Cisco’s “network intuitive” will enable the scale, complexity, and security required by the billions of devices to be added to the internet in future, according to CEO Chuck Robbins.
“We are going to build the secure, intelligent platform on which you can run the business of the future,” Robbins said during his keynote at Cisco Live Las Vegas on Monday, adding that in order to do so, Cisco will reinvent networking, enable a multi-cloud world, unlock the power of data, and deploy security everywhere across the network.
“Last week, we announced the network intuitive, which is the start of this new network for this new era powered by intent and informed by context.”
According to Robbins, as many as 1 million new connections per hour will be added to the internet by 2020, with Cisco’s network intuitive comprising three parts: Encrypted traffic analytics; the DNA-Center, which is the command centre and analytics platform of the new network; and a series of programmable, IoT-, cloud-, and mobile-ready switches called the Catalyst 9000 series.
The network intuitive is based on Cisco’s Digital Network Architecture (DNA), which marks a strategy of “intent-based networking infrastructure”, with Cisco labelling the new network as its most significant achievement in the last 10 years.
“The network actually has insight and context … there is so much context in the network, and we’re going to unleash that for you,” Robbins said.
“We’re going to build security deep into the network … and then all of this over time creates this adaptive system that understands your intent, has a level of trust built in, that then gets informed by context and constantly adapts.”
According to Robbins, Cisco had to completely rewrite 25 years of software in order to develop its DNA-Center — including undertaking a modernisation of its internetwork operating system (IOS).
“We had to rewrite IOS to a modern data model, API-structured operating system … that was foundational for us to do any of this,” he explained.
“That then allowed us to launch DNA-Center, which is fundamentally the command centre for the network.
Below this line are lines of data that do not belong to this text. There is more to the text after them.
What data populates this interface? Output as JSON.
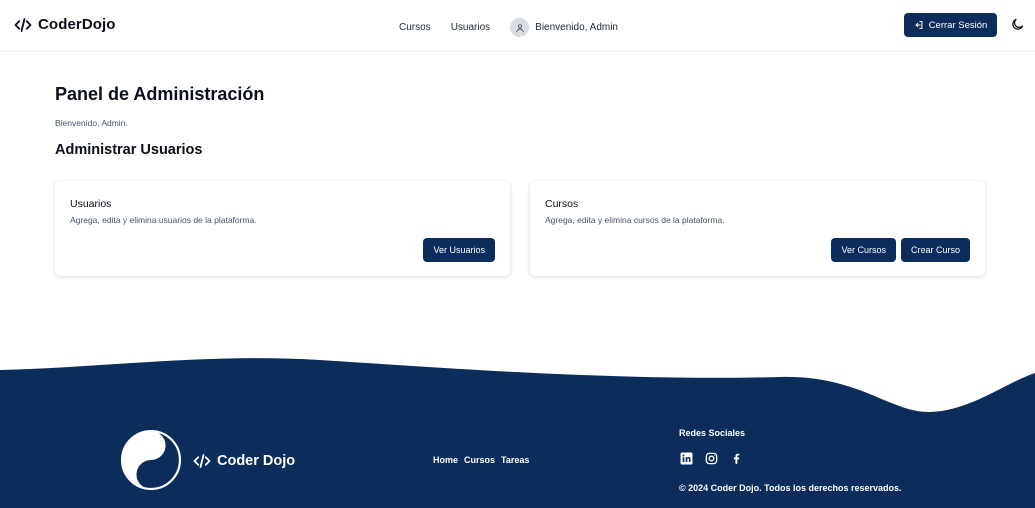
{
  "header": {
    "brand": "CoderDojo",
    "nav": [
      "Cursos",
      "Usuarios"
    ],
    "welcome": "Bienvenido, Admin",
    "logout_label": "Cerrar Sesión",
    "theme_icon": "moon-icon"
  },
  "main": {
    "title": "Panel de Administración",
    "subtitle": "Bienvenido, Admin.",
    "section_title": "Administrar Usuarios",
    "cards": [
      {
        "title": "Usuarios",
        "description": "Agrega, edita y elimina usuarios de la plataforma.",
        "buttons": [
          "Ver Usuarios"
        ]
      },
      {
        "title": "Cursos",
        "description": "Agrega, edita y elimina cursos de la plataforma.",
        "buttons": [
          "Ver Cursos",
          "Crear Curso"
        ]
      }
    ]
  },
  "footer": {
    "brand": "Coder Dojo",
    "links": [
      "Home",
      "Cursos",
      "Tareas"
    ],
    "social_title": "Redes Sociales",
    "social_icons": [
      "linkedin-icon",
      "instagram-icon",
      "facebook-icon"
    ],
    "copyright": "© 2024 Coder Dojo. Todos los derechos reservados."
  },
  "colors": {
    "primary": "#0c2d5c",
    "background": "#ffffff",
    "text": "#0b0f19",
    "muted": "#475569"
  }
}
This is where you will declare your intent that will be automated, defined by the policy that you’re trying to implement — software-defined everything.
“It also is a major analytics platform. We’ve had all this data in the network for all of these years, but it’s been sitting on islands, or on routers and switches, and around infrastructure. The DNA-Center is going to serve as an analytics platform where we are going to stream the analytics, and we now have the ability to provide insights, context, and analytics from the application to the datacentre, to the core enterprise network, and combine it with all the threat-intelligence we have in our security portfolio.”
According to a blog post by Cisco senior VP and GM of Networking and Security David Goeckeler, the encrypted traffic analytics arm of the network intuitive then solved “one of the biggest challenges in network security” by inventing technology that can identify malware in encrypted traffic without decrypting information and therefore risking a privacy breach.
“Encrypted traffic analytics … is revolutionary innovation that’s only possible through a combination of all the threat intelligence that we have with our TALOS security platform; the programmability of the silicon; 30 years of understanding packet flow dynamics; and the context that we see on the network,” Robbins added in his keynote.
“Our team has launched encrypted traffic analytics with 99.995 percent efficacy that can determine when there’s malware in encrypted traffic without decrypting it, really threading the needle between privacy and security.”
While the system has yet to be launched, Cisco already has 75 early field trial customers using the technology to ensure it is ready to go, including Wipro, DB, and Accenture.
Making a surprise appearance during the keynote, Apple CEO Tim Cook said the two-year-old Cisco-Apple partnership is continuing to grow, with the two focusing on baking security and control into their enterprise offerings.
“The whole idea behind the work we’re doing together is that you should be in control over the cat video that’s being watched in the office versus the critical business applications, and you think about the difficulties people have just connecting and staying on Wi-Fi and the prioritisation there and the ability to configure so quickly,” Cook said.
“We’ve got a whole new device management system in iOS 11 as well that make rolling out devices simple, and so I think the things that we’re doing together now … there’s more and more and more, and I think together we make up the most secure combination of anybody in the enterprise.
“I think that increasingly is not just important, but necessary.”
A public beta for iOS 11, unveiled last month, will be coming out “very shortly”, Cook added.
Disclosure: Corinne Reichert travelled to Cisco Live in Las Vegas as a guest of Cisco
Updated at 9.30am PST, June 28: Cisco had to modernise its own IOS.